▶ _TASK GOAL_
Pick out each line below containing "screenshot".

╔══

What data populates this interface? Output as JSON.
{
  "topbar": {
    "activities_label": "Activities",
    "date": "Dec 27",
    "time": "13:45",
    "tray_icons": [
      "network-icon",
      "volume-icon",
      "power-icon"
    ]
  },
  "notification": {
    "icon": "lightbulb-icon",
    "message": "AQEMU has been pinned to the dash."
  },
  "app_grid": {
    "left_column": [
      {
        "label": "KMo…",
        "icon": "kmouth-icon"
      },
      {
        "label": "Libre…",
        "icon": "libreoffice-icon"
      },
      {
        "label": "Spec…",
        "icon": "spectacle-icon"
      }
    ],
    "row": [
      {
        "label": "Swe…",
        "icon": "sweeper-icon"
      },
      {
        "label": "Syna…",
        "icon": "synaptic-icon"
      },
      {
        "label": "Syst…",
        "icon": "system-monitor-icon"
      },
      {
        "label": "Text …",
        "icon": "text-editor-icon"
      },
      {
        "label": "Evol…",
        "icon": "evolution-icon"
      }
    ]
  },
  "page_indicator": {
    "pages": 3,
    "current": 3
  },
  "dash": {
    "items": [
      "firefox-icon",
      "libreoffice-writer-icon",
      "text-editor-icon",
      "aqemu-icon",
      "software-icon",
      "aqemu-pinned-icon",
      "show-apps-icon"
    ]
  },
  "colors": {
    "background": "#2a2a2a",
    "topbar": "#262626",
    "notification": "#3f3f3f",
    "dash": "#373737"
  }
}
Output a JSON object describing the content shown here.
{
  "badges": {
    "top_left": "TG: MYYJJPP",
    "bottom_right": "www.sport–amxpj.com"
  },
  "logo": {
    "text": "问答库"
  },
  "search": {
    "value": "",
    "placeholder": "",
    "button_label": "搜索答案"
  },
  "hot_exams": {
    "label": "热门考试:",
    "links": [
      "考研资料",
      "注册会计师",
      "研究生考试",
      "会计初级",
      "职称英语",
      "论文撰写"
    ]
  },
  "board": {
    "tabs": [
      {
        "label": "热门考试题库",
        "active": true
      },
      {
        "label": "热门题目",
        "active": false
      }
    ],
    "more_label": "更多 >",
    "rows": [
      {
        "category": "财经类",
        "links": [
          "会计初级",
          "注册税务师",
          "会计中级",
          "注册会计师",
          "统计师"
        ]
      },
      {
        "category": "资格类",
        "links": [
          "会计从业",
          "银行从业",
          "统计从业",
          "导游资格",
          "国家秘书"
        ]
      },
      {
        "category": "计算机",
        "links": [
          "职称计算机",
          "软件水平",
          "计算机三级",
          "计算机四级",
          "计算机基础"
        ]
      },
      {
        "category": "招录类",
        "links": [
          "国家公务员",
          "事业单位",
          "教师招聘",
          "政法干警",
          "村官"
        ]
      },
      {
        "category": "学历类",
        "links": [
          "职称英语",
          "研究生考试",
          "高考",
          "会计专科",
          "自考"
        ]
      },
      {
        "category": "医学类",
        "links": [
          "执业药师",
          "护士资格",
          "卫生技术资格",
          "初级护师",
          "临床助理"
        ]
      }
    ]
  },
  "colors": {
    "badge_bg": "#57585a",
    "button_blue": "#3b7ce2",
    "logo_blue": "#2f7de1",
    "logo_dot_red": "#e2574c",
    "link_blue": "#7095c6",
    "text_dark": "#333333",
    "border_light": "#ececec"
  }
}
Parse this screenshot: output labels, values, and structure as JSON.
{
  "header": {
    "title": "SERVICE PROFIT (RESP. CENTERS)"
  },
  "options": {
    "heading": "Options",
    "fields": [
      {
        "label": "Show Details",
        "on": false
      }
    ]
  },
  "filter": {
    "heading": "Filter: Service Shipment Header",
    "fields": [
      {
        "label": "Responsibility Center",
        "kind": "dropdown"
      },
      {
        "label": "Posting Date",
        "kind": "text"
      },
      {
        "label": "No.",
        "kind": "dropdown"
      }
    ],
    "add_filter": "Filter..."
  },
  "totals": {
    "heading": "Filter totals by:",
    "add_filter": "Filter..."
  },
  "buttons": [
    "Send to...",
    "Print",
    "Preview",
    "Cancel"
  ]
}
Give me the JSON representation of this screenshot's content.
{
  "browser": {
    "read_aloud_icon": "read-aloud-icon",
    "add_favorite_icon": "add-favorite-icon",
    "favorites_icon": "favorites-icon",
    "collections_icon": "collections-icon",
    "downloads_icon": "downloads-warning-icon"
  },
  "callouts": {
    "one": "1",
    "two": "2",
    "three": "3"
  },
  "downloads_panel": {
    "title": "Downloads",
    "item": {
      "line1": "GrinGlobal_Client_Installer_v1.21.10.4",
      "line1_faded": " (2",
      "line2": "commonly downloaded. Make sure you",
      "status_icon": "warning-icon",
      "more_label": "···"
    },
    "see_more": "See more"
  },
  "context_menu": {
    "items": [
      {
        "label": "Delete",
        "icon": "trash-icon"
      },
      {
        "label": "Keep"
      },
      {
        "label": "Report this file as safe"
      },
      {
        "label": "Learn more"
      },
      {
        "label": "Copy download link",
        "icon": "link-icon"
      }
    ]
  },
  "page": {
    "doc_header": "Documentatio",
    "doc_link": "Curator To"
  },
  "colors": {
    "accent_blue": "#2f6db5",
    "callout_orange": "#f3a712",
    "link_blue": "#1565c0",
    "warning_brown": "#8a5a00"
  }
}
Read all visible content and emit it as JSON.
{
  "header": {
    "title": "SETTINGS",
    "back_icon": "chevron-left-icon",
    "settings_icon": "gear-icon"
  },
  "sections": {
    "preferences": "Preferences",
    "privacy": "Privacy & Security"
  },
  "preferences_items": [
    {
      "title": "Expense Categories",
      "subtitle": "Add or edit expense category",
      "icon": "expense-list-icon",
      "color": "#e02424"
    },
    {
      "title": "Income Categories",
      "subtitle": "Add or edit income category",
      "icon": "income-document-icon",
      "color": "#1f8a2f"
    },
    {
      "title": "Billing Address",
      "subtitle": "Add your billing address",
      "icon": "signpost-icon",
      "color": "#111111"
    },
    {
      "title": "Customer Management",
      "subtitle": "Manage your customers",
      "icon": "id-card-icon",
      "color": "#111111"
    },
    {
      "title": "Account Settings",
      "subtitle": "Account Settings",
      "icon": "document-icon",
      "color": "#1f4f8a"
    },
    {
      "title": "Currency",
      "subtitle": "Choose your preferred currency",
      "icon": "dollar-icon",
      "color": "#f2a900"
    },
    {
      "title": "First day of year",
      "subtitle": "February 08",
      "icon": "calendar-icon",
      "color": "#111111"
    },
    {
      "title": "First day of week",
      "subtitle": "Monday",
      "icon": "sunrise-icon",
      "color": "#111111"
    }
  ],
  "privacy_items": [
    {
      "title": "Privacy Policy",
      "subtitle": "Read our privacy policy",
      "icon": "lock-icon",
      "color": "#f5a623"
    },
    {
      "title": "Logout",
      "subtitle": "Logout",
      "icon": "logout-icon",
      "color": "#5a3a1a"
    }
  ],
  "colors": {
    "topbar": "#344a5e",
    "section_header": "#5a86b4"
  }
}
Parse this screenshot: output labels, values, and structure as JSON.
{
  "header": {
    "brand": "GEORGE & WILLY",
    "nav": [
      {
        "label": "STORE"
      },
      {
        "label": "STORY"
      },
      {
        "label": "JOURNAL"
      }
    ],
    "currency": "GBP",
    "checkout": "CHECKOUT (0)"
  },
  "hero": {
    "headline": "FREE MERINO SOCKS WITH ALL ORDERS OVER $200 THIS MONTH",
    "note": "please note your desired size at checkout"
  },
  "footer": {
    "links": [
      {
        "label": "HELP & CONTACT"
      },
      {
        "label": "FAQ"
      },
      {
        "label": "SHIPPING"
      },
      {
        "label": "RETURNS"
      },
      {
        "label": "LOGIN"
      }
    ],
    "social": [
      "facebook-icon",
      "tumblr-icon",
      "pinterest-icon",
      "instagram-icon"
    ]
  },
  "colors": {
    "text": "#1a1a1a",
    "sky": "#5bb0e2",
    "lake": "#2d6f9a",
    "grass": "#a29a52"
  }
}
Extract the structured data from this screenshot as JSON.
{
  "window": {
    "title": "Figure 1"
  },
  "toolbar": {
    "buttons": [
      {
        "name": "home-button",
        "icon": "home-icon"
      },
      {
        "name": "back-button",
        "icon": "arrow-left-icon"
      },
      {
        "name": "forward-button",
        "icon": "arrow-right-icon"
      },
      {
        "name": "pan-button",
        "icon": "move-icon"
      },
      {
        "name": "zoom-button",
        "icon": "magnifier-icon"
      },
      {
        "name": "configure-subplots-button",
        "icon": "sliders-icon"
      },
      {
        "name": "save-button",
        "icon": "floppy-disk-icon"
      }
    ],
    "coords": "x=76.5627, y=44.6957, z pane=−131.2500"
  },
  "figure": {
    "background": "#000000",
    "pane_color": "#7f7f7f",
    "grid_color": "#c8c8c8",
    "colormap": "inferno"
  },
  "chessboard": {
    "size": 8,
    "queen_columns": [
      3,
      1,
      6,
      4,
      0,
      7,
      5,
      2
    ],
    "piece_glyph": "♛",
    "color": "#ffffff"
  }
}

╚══

▶ _TASK SOLUTION_
Parse this screenshot: output labels, values, and structure as JSON.
Give me the JSON representation of this screenshot's content.
Parse this screenshot: output labels, values, and structure as JSON.
Extract the structured data from this screenshot as JSON.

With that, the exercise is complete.